■ **WHAT TO WORK ON**:
Once you have checked each line below for the word "button", give the number of lines that have it and nothing further.

■ **GIVEN DATA**:

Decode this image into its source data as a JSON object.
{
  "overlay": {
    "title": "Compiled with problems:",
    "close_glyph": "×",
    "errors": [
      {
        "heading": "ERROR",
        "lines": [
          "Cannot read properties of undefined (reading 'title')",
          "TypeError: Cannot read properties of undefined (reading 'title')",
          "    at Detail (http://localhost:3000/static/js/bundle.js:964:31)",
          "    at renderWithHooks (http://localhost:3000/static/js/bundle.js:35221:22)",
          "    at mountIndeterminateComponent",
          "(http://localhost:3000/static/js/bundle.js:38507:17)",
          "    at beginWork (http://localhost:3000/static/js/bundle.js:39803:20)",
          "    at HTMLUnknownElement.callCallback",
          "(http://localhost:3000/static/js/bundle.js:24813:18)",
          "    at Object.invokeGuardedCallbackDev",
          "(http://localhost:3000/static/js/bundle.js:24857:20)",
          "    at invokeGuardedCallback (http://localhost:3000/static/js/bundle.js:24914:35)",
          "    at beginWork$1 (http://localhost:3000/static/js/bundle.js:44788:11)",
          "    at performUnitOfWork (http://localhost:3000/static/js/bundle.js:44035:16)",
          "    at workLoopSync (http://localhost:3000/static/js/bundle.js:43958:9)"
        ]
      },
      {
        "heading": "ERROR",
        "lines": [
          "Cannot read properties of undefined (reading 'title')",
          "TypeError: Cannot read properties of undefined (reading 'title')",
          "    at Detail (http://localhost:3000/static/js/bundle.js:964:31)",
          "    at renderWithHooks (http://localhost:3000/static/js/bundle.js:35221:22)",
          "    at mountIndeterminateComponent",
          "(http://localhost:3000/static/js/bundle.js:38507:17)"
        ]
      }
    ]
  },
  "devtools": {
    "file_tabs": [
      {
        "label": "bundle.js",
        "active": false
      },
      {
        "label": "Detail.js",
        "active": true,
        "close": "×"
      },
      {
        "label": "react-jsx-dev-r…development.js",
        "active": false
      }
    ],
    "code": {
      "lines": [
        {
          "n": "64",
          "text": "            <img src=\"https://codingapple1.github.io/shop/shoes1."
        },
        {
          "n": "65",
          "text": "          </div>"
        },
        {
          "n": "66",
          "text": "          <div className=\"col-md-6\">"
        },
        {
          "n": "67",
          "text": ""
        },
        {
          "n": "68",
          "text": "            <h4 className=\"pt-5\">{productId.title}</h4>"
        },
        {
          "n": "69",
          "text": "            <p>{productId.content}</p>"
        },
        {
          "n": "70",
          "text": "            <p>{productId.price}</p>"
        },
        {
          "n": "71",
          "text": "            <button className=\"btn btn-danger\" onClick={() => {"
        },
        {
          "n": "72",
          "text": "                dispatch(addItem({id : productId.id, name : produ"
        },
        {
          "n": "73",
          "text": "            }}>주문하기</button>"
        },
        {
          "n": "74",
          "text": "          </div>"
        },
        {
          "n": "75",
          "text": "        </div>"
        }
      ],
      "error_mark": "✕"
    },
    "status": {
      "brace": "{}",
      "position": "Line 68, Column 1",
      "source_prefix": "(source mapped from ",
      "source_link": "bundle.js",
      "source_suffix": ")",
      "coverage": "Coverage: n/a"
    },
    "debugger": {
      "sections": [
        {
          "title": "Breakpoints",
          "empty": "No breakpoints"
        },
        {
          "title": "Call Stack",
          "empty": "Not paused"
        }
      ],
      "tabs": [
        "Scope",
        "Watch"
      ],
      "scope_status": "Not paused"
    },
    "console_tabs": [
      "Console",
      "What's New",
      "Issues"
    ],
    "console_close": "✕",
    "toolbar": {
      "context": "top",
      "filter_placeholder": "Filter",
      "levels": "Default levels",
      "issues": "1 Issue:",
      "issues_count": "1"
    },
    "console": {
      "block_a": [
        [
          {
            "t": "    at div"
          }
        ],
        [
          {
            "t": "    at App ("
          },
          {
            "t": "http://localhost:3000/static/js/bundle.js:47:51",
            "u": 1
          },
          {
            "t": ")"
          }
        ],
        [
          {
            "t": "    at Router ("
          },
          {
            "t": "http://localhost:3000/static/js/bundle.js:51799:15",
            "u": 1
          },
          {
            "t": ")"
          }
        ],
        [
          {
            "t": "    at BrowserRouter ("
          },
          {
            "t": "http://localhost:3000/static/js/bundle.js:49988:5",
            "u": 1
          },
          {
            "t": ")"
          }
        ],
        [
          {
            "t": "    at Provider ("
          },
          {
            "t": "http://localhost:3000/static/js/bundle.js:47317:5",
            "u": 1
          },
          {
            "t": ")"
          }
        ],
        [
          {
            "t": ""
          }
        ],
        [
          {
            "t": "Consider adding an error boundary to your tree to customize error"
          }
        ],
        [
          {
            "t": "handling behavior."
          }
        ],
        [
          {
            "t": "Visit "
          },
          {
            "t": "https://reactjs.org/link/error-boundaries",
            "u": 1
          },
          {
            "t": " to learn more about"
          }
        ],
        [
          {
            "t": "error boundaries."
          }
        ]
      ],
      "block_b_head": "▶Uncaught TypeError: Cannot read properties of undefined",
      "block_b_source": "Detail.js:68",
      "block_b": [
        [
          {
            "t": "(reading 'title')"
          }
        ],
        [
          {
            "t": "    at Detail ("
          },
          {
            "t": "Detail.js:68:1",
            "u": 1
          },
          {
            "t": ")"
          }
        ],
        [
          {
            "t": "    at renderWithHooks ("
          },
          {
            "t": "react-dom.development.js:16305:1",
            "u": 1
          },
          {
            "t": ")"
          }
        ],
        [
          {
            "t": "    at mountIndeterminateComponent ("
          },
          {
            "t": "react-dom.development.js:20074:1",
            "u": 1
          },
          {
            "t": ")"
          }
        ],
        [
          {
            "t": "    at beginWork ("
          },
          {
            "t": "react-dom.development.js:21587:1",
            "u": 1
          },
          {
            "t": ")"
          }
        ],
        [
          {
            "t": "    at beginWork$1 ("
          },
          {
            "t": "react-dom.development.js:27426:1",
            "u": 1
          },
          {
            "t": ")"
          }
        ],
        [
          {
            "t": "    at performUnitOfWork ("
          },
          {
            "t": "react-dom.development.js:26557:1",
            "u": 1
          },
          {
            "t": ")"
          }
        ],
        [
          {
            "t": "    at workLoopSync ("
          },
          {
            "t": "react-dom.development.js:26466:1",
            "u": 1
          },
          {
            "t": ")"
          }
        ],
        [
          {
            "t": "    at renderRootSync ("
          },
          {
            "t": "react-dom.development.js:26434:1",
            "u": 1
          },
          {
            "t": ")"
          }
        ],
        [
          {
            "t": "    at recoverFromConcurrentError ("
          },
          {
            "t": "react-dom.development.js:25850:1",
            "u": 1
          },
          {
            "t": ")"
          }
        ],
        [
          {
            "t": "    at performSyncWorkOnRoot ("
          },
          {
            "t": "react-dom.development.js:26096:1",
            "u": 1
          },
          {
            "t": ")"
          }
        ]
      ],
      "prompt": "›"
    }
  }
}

■ **RESULT BELOW**:
2